A sharp-eyed customer dining at a restaurant in Leshan in China’s Sichuan province has helped to discover 100 million-year-old dinosaur footprints at the location.
Ou Hongtao first noticed the strange pits in the courtyard of the gardening and forest themed restaurant on July 10.
Due to his work with stone materials and interest in paleontology, he suspected they were dinosaur prints and contacted Xing Lida, a professor of geosciences, to investigate further.
Xing, an associate professor at the China University of Geosciences, and Peng Guangzhao, an expert from the Zigong Dinosaur Museum, then used drone videography and 3D scanning to confirm the discovery.
They found at least six, eight-meter fossil footprints of two brontosauruses from the Cretaceous period.
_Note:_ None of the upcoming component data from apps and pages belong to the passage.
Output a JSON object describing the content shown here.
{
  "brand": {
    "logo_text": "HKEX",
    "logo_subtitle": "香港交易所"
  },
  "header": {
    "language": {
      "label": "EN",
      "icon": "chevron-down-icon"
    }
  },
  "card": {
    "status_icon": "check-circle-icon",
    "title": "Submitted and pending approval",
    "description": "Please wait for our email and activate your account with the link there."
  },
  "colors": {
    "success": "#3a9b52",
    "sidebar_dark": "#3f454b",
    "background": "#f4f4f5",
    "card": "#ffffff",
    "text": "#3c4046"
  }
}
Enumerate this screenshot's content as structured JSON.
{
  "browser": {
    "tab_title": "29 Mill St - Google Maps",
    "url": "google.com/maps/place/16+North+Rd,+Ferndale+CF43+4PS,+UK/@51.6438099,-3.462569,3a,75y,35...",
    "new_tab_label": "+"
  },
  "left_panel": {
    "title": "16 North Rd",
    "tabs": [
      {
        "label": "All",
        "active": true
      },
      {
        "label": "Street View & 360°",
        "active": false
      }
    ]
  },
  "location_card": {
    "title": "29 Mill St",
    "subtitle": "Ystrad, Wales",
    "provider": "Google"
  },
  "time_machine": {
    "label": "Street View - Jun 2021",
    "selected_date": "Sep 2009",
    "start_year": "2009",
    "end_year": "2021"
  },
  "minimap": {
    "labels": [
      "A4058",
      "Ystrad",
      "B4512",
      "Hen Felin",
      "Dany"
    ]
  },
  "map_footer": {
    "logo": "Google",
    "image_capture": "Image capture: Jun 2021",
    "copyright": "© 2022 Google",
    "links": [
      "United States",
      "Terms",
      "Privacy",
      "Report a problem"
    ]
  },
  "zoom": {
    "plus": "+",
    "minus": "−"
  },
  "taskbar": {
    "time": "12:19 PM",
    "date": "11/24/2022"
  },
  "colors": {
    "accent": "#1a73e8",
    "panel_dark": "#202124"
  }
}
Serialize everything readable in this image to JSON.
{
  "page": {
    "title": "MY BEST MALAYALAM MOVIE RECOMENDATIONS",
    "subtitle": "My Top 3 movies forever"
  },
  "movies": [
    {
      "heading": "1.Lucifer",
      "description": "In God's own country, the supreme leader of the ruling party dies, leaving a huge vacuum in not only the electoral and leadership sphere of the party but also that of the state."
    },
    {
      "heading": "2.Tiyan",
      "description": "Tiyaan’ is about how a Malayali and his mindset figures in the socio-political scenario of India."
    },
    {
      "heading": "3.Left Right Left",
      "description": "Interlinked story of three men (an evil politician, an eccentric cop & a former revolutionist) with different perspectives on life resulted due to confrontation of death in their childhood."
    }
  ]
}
A part of the Sauropod group of dinosaurs, the brontosaurus – also known as “thunder lizards” – were the largest animals to walk the Earth and are known for their very long necks and tails, four-legged stance and herbivore diet.
The site had previously been a chicken farm and the footprints had been buried in layers of dirt and sand before it was renovated into a restaurant just a year ago.
“These footprints were well protected,” Xing said. “When we went there, we found that the footprints were very deep and quite obvious.”
Xing and Peng announced the discovery on Saturday July 16.
This is the first time dinosaur tracks have ever been found in Leshan.
Xing said the discovery adds a piece of evidence to Sichuan’s Cretaceous period and the diversity of dinosaurs.
The find will provide new information about the paleo-environment and ecology during the time and lay the tracks for finding more dinosaur fossils in the area, he added.